The media often portray abused women as weak. Therefore, strong women who are in abusive relationships go into denial mode because they don’t want to experience the emotions of shame and humiliation that result from being viewed this way. They also want to continue to see themselves as independent women. Contrary to these negative stereotypes of abused women, a lot of abused women are strong and independent. Abusers tend to target strong women to abuse because strong women threaten their need to be in control, which makes them out of control.
Men don’t accept responsibility for abuse when we blame women for the violence by deeming them weak. Through this negative portrayal, victim-blaming becomes the norm. Therefore people keep a safe distance from abuse because if you are a strong woman, you won’t have to worry about being abused.
Abuse can happen to anyone. Violence is not specific to a race, religion or ethnicity. Violence is a human problem, and we’re all humans.
The first step to escaping an abusive situation is acceptable, but you won’t be able to accept anything if you’re in denial.
Here’s why victims go into denial mode about abuse:
Victims want to avoid the “physical or emotional pain, fear, shame or conflict,” and deny the injury because of “self-preservation and the fear of being punished,” in this case, the self-punishment.
2. Coping mechanism
Denial helps victims cope with the overbearing emotions of the traumatic circumstances in a manageable way, by slowly, over time, absorbing what is happening to them.
3. To hold onto the Utopia
Every child wants to believe the fairytales are real; that Father Christmas exists and so does the Tooth Fairy. The idea of grappling with whether your family loves you is something that never even crosses their mind, so we make excuses for our parents’ bad behaviour. We need to believe that the people we love, love us too.
4. It’s what you know
Fighting, arguing and violence was the norm in your home, and you got used to that manner of interaction amongst people. It’s where you are comfortable, so you don’t question it.
5. Don’t know how to fix it
If you deny that there’s a problem, there’s nothing to fix. Therefore, denial protects the victim from feelings of weakness.

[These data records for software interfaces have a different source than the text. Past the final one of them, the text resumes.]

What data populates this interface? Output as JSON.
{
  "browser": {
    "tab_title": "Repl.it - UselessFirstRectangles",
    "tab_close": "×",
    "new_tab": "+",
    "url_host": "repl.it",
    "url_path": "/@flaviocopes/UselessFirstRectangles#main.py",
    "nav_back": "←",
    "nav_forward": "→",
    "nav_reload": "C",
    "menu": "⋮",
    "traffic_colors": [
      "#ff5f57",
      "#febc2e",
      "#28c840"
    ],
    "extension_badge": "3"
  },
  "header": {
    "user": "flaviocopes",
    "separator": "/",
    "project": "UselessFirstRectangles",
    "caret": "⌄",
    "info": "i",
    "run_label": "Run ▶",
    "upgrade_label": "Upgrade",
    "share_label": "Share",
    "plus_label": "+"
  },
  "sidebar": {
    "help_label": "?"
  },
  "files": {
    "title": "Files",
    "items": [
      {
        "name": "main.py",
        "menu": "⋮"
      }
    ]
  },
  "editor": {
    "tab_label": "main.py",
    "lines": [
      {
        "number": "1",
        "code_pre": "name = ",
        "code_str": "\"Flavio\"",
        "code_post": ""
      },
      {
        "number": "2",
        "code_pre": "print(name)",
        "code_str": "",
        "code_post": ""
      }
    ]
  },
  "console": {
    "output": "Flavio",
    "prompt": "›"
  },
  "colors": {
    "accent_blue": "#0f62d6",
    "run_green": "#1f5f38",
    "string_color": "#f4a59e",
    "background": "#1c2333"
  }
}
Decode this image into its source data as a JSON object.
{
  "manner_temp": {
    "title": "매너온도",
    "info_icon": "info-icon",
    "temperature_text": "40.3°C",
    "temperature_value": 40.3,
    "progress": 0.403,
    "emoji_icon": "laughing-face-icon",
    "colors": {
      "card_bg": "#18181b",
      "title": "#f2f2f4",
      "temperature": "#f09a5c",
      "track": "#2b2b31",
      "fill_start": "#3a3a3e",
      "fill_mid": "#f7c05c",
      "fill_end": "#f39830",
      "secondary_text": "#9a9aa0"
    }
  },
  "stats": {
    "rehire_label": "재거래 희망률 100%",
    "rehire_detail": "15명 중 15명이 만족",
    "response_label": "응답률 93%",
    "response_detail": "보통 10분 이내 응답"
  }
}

Denial has its place in dealing with abuse, but it cannot be a permanent position. Victims must eventually decide to protect themselves and escape.
For more information on denial, read the full article here.